This doesn’t just apply to dedicated work time, either. Having a smartphone essentially enables you to carry your work with you everywhere, and like I said before, you need to be able to take breaks – whether that means a 10 minute break to stretch, a long weekend, or a two week vacation – you need time to be yourself outside of your work.
Heidi Grant Halverson, social psychologist and author, strongly agrees.
“Put away your phone,” says Halvorson. “Whatever it is, it can wait until tomorrow.”1
Focus on staying positive.
This may seem pretty obvious, but often people don’t realize how much negativity they have in their thoughts and mindset. Negativity can be as simple as watching the clock tick and silently telling yourself that you should be further ahead in your work – but what does that accomplish?
There are plenty of simple things you can do to train yourself to think more positively, too. Take the time to write down a list of things you appreciate in life (that coffee shop down the street that has the best lattes – why not?). Put up a picture at your workspace of your loved ones to look at when you’re starting to feel down.

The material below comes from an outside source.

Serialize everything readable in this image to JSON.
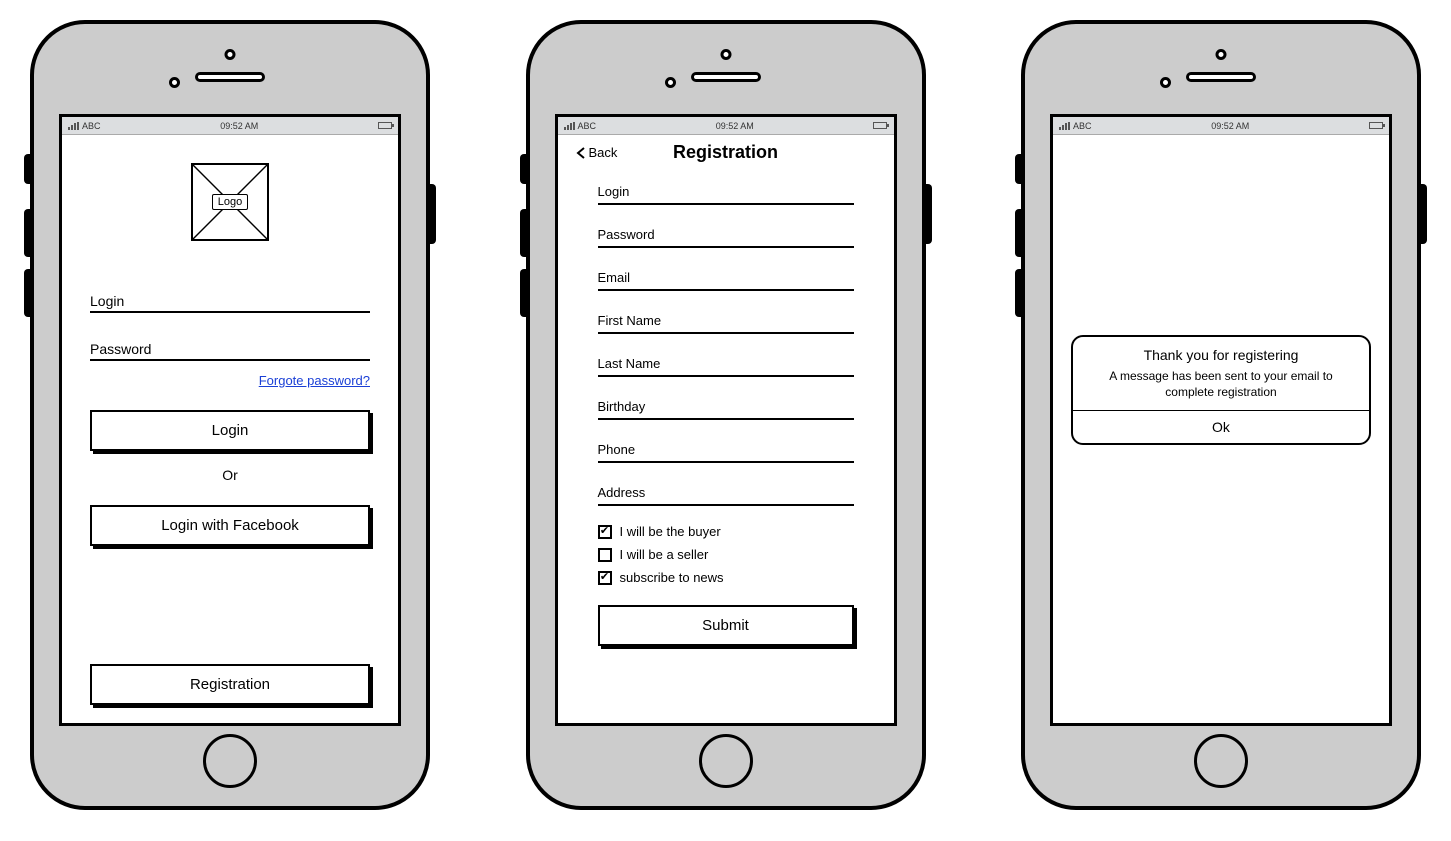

Trust me, changing your mental outlook can drastically affect your ability to stay focused, motivated, and inspired.
Give yourself some credit.
How often do you give yourself credit for what you’ve accomplished? When you finally finish something you’ve been working on, do you sigh in relief, or do you give yourself a mental pat on the back? If you’re not mentally patting yourself on the back, you should be! You deserve it!
Finishing a task shouldn’t just be about moving onto the next one. Stop for a moment and remind yourself that you’ve just accomplished something – and remember that it’s just one more step towards whatever unknowns the future holds for you.
Richard Branson, entrepreneur and founder of Virgin Group, has some inspiring things to say about this:
“When you encounter naysayers, just keep forging ahead. After all, who would have thought … that the guy who needed to borrow a secondhand plane to launch an airline would one day help to create the space tourism industry?”4
Be committed to the process, not outcome.
This ties in with breaking your work down into smaller tasks. When you read a great book, do you think about the process that author went through to take an idea and forge it into a physical object in your very own hands?
That great book probably took years to end up on the shelves of a bookstore! It probably took countless revisions, countless late nights, countless crumpled up pieces of paper, and hours and hours leading to years and years of work – all so that you could one day read the back cover, decide to buy it, and be immersed in the story.
And that principle applies to all work, no matter what it is. Everyone starts somewhere. Everything great that is ever created has a whole history behind it.
In the wise words of entrepreneur James Clear:
“Fall in love with boredom. Fall in love with repetition and practice. Fall in love with the process of what you do and let the results take care of themselves.”5
Next time you’re feeling burned out, keep these things in mind and cut yourself some slack! Take the time to take care of yourself, and get back to work when you’re feeling fresh and motivated again to accomplish – one step at a time.